● **Work to complete**
Drop the pictures, then repeat every record exactly as it stands.

── Material for the task

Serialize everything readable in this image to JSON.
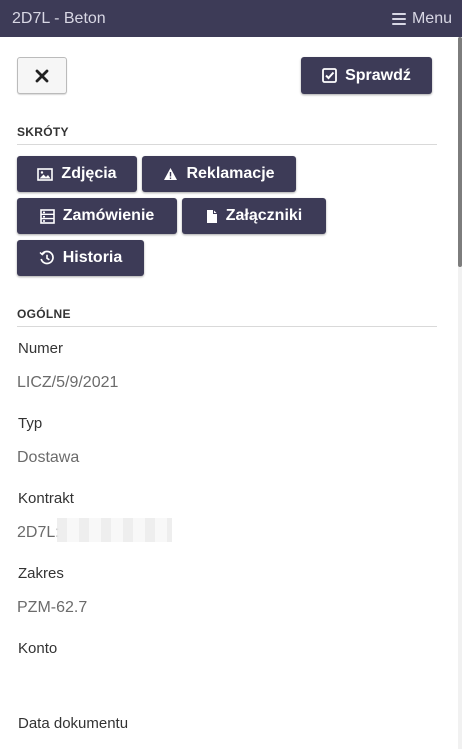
{
  "header": {
    "title": "2D7L - Beton",
    "menu_label": "Menu",
    "menu_icon": "hamburger-icon"
  },
  "toolbar": {
    "close_icon": "close-icon",
    "check_label": "Sprawdź",
    "check_icon": "checkbox-icon"
  },
  "shortcuts": {
    "title": "SKRÓTY",
    "items": [
      {
        "label": "Zdjęcia",
        "icon": "image-icon"
      },
      {
        "label": "Reklamacje",
        "icon": "warning-icon"
      },
      {
        "label": "Zamówienie",
        "icon": "order-list-icon"
      },
      {
        "label": "Załączniki",
        "icon": "file-icon"
      },
      {
        "label": "Historia",
        "icon": "history-icon"
      }
    ]
  },
  "general": {
    "title": "OGÓLNE",
    "fields": [
      {
        "label": "Numer",
        "value": "LICZ/5/9/2021"
      },
      {
        "label": "Typ",
        "value": "Dostawa"
      },
      {
        "label": "Kontrakt",
        "value": "2D7L:"
      },
      {
        "label": "Zakres",
        "value": "PZM-62.7"
      },
      {
        "label": "Konto",
        "value": ""
      },
      {
        "label": "Data dokumentu",
        "value": ""
      }
    ]
  },
  "colors": {
    "primary": "#3d3b57",
    "header_text": "#d8d7e4",
    "value_text": "#6b6b6b"
  }
}
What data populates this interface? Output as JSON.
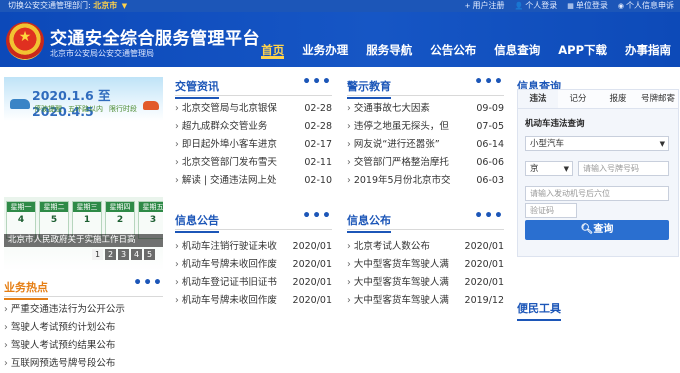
{
  "topbar": {
    "switch_label": "切换公安交通管理部门:",
    "city": "北京市",
    "links": [
      {
        "icon": "user-plus-icon",
        "label": "用户注册"
      },
      {
        "icon": "person-icon",
        "label": "个人登录"
      },
      {
        "icon": "building-icon",
        "label": "单位登录"
      },
      {
        "icon": "person-circle-icon",
        "label": "个人信息申诉"
      }
    ]
  },
  "header": {
    "title": "交通安全综合服务管理平台",
    "subtitle": "北京市公安局公安交通管理局",
    "nav": [
      "首页",
      "业务办理",
      "服务导航",
      "公告公布",
      "信息查询",
      "APP下载",
      "办事指南"
    ],
    "active_nav": "首页"
  },
  "left": {
    "banner1": {
      "dates": "2020.1.6 至 2020.4.5",
      "hints": [
        "停驶提醒",
        "五环路以内",
        "限行时段"
      ]
    },
    "banner2": {
      "calendar": [
        {
          "hd": "星期一",
          "num": "4"
        },
        {
          "hd": "星期二",
          "num": "5"
        },
        {
          "hd": "星期三",
          "num": "1"
        },
        {
          "hd": "星期四",
          "num": "2"
        },
        {
          "hd": "星期五",
          "num": "3"
        }
      ],
      "caption": "北京市人民政府关于实施工作日高",
      "pages": [
        "1",
        "2",
        "3",
        "4",
        "5"
      ],
      "active_page": "1"
    },
    "hot": {
      "title": "业务热点",
      "more": "•••",
      "items": [
        "严重交通违法行为公开公示",
        "驾驶人考试预约计划公布",
        "驾驶人考试预约结果公布",
        "互联网预选号牌号段公布"
      ]
    }
  },
  "news": {
    "title": "交管资讯",
    "more": "•••",
    "items": [
      {
        "text": "北京交管局与北京银保",
        "date": "02-28"
      },
      {
        "text": "超九成群众交管业务",
        "date": "02-28"
      },
      {
        "text": "即日起外埠小客车进京",
        "date": "02-17"
      },
      {
        "text": "北京交管部门发布雪天",
        "date": "02-11"
      },
      {
        "text": "解读 | 交通违法网上处",
        "date": "02-10"
      }
    ]
  },
  "warning": {
    "title": "警示教育",
    "more": "•••",
    "items": [
      {
        "text": "交通事故七大因素",
        "date": "09-09"
      },
      {
        "text": "违停之地虽无探头，但",
        "date": "07-05"
      },
      {
        "text": "网友说“进行还嚣张”",
        "date": "06-14"
      },
      {
        "text": "交管部门严格整治摩托",
        "date": "06-06"
      },
      {
        "text": "2019年5月份北京市交",
        "date": "06-03"
      }
    ]
  },
  "info_notice": {
    "title": "信息公告",
    "more": "•••",
    "items": [
      {
        "text": "机动车注销行驶证未收",
        "date": "2020/01"
      },
      {
        "text": "机动车号牌未收回作废",
        "date": "2020/01"
      },
      {
        "text": "机动车登记证书旧证书",
        "date": "2020/01"
      },
      {
        "text": "机动车号牌未收回作废",
        "date": "2020/01"
      }
    ]
  },
  "info_publish": {
    "title": "信息公布",
    "more": "•••",
    "items": [
      {
        "text": "北京考试人数公布",
        "date": "2020/01"
      },
      {
        "text": "大中型客货车驾驶人满",
        "date": "2020/01"
      },
      {
        "text": "大中型客货车驾驶人满",
        "date": "2020/01"
      },
      {
        "text": "大中型客货车驾驶人满",
        "date": "2019/12"
      }
    ]
  },
  "query": {
    "title": "信息查询",
    "tabs": [
      "违法",
      "记分",
      "报废",
      "号牌邮寄"
    ],
    "active_tab": "违法",
    "label": "机动车违法查询",
    "vehicle_type": "小型汽车",
    "province": "京",
    "plate_placeholder": "请输入号牌号码",
    "engine_placeholder": "请输入发动机号后六位",
    "captcha_placeholder": "验证码",
    "submit": "查询"
  },
  "tools": {
    "title": "便民工具"
  },
  "colors": {
    "brand": "#1c56b8",
    "nav_active": "#ffd34d",
    "hot": "#e57e14",
    "button": "#2a6fd0"
  }
}
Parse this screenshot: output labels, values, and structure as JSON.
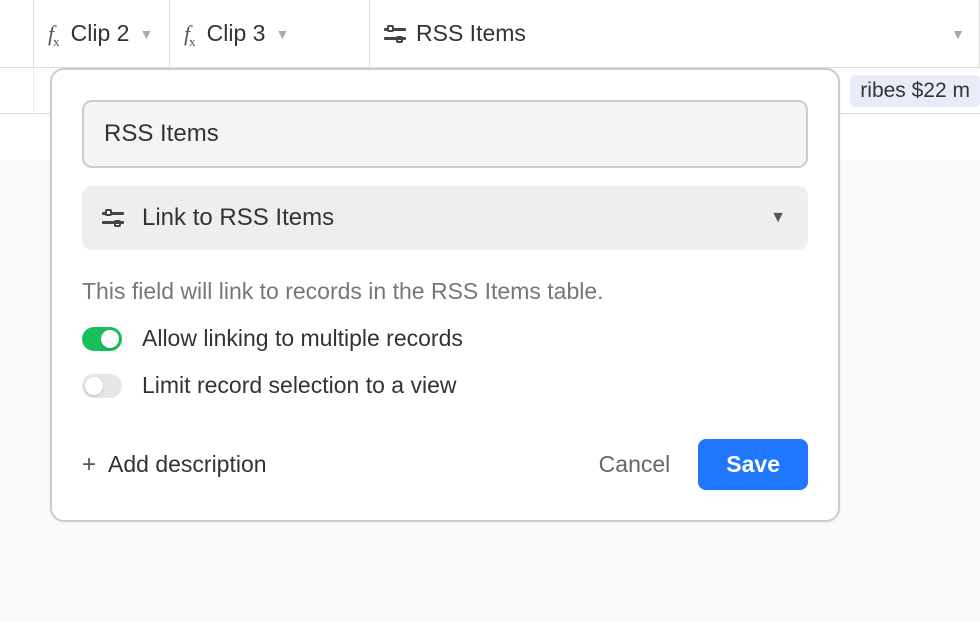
{
  "columns": {
    "clip2": "Clip 2",
    "clip3": "Clip 3",
    "rss": "RSS Items"
  },
  "row": {
    "chip": "ribes $22 m"
  },
  "popover": {
    "field_name": "RSS Items",
    "field_type_label": "Link to RSS Items",
    "help_text": "This field will link to records in the RSS Items table.",
    "allow_multi_label": "Allow linking to multiple records",
    "limit_view_label": "Limit record selection to a view",
    "add_desc_label": "Add description",
    "cancel_label": "Cancel",
    "save_label": "Save",
    "toggles": {
      "allow_multi": true,
      "limit_view": false
    }
  }
}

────

● **Answer for the task**
Serialize everything readable in this image to JSON.
{
  "header": {
    "title": "2D7L - Beton",
    "menu_label": "Menu",
    "menu_icon": "hamburger-icon"
  },
  "toolbar": {
    "close_icon": "close-icon",
    "check_label": "Sprawdź",
    "check_icon": "checkbox-icon"
  },
  "shortcuts": {
    "title": "SKRÓTY",
    "items": [
      {
        "label": "Zdjęcia",
        "icon": "image-icon"
      },
      {
        "label": "Reklamacje",
        "icon": "warning-icon"
      },
      {
        "label": "Zamówienie",
        "icon": "order-list-icon"
      },
      {
        "label": "Załączniki",
        "icon": "file-icon"
      },
      {
        "label": "Historia",
        "icon": "history-icon"
      }
    ]
  },
  "general": {
    "title": "OGÓLNE",
    "fields": [
      {
        "label": "Numer",
        "value": "LICZ/5/9/2021"
      },
      {
        "label": "Typ",
        "value": "Dostawa"
      },
      {
        "label": "Kontrakt",
        "value": "2D7L:"
      },
      {
        "label": "Zakres",
        "value": "PZM-62.7"
      },
      {
        "label": "Konto",
        "value": ""
      },
      {
        "label": "Data dokumentu",
        "value": ""
      }
    ]
  },
  "colors": {
    "primary": "#3d3b57",
    "header_text": "#d8d7e4",
    "value_text": "#6b6b6b"
  }
}
What data populates this interface? Output as JSON.
{
  "topbar": {
    "switch_label": "切换公安交通管理部门:",
    "city": "北京市",
    "links": [
      {
        "icon": "user-plus-icon",
        "label": "用户注册"
      },
      {
        "icon": "person-icon",
        "label": "个人登录"
      },
      {
        "icon": "building-icon",
        "label": "单位登录"
      },
      {
        "icon": "person-circle-icon",
        "label": "个人信息申诉"
      }
    ]
  },
  "header": {
    "title": "交通安全综合服务管理平台",
    "subtitle": "北京市公安局公安交通管理局",
    "nav": [
      "首页",
      "业务办理",
      "服务导航",
      "公告公布",
      "信息查询",
      "APP下载",
      "办事指南"
    ],
    "active_nav": "首页"
  },
  "left": {
    "banner1": {
      "dates": "2020.1.6 至 2020.4.5",
      "hints": [
        "停驶提醒",
        "五环路以内",
        "限行时段"
      ]
    },
    "banner2": {
      "calendar": [
        {
          "hd": "星期一",
          "num": "4"
        },
        {
          "hd": "星期二",
          "num": "5"
        },
        {
          "hd": "星期三",
          "num": "1"
        },
        {
          "hd": "星期四",
          "num": "2"
        },
        {
          "hd": "星期五",
          "num": "3"
        }
      ],
      "caption": "北京市人民政府关于实施工作日高",
      "pages": [
        "1",
        "2",
        "3",
        "4",
        "5"
      ],
      "active_page": "1"
    },
    "hot": {
      "title": "业务热点",
      "more": "•••",
      "items": [
        "严重交通违法行为公开公示",
        "驾驶人考试预约计划公布",
        "驾驶人考试预约结果公布",
        "互联网预选号牌号段公布"
      ]
    }
  },
  "news": {
    "title": "交管资讯",
    "more": "•••",
    "items": [
      {
        "text": "北京交管局与北京银保",
        "date": "02-28"
      },
      {
        "text": "超九成群众交管业务",
        "date": "02-28"
      },
      {
        "text": "即日起外埠小客车进京",
        "date": "02-17"
      },
      {
        "text": "北京交管部门发布雪天",
        "date": "02-11"
      },
      {
        "text": "解读 | 交通违法网上处",
        "date": "02-10"
      }
    ]
  },
  "warning": {
    "title": "警示教育",
    "more": "•••",
    "items": [
      {
        "text": "交通事故七大因素",
        "date": "09-09"
      },
      {
        "text": "违停之地虽无探头，但",
        "date": "07-05"
      },
      {
        "text": "网友说“进行还嚣张”",
        "date": "06-14"
      },
      {
        "text": "交管部门严格整治摩托",
        "date": "06-06"
      },
      {
        "text": "2019年5月份北京市交",
        "date": "06-03"
      }
    ]
  },
  "info_notice": {
    "title": "信息公告",
    "more": "•••",
    "items": [
      {
        "text": "机动车注销行驶证未收",
        "date": "2020/01"
      },
      {
        "text": "机动车号牌未收回作废",
        "date": "2020/01"
      },
      {
        "text": "机动车登记证书旧证书",
        "date": "2020/01"
      },
      {
        "text": "机动车号牌未收回作废",
        "date": "2020/01"
      }
    ]
  },
  "info_publish": {
    "title": "信息公布",
    "more": "•••",
    "items": [
      {
        "text": "北京考试人数公布",
        "date": "2020/01"
      },
      {
        "text": "大中型客货车驾驶人满",
        "date": "2020/01"
      },
      {
        "text": "大中型客货车驾驶人满",
        "date": "2020/01"
      },
      {
        "text": "大中型客货车驾驶人满",
        "date": "2019/12"
      }
    ]
  },
  "query": {
    "title": "信息查询",
    "tabs": [
      "违法",
      "记分",
      "报废",
      "号牌邮寄"
    ],
    "active_tab": "违法",
    "label": "机动车违法查询",
    "vehicle_type": "小型汽车",
    "province": "京",
    "plate_placeholder": "请输入号牌号码",
    "engine_placeholder": "请输入发动机号后六位",
    "captcha_placeholder": "验证码",
    "submit": "查询"
  },
  "tools": {
    "title": "便民工具"
  },
  "colors": {
    "brand": "#1c56b8",
    "nav_active": "#ffd34d",
    "hot": "#e57e14",
    "button": "#2a6fd0"
  }
}
Parse this screenshot: output labels, values, and structure as JSON.
{
  "columns": {
    "clip2": "Clip 2",
    "clip3": "Clip 3",
    "rss": "RSS Items"
  },
  "row": {
    "chip": "ribes $22 m"
  },
  "popover": {
    "field_name": "RSS Items",
    "field_type_label": "Link to RSS Items",
    "help_text": "This field will link to records in the RSS Items table.",
    "allow_multi_label": "Allow linking to multiple records",
    "limit_view_label": "Limit record selection to a view",
    "add_desc_label": "Add description",
    "cancel_label": "Cancel",
    "save_label": "Save",
    "toggles": {
      "allow_multi": true,
      "limit_view": false
    }
  }
}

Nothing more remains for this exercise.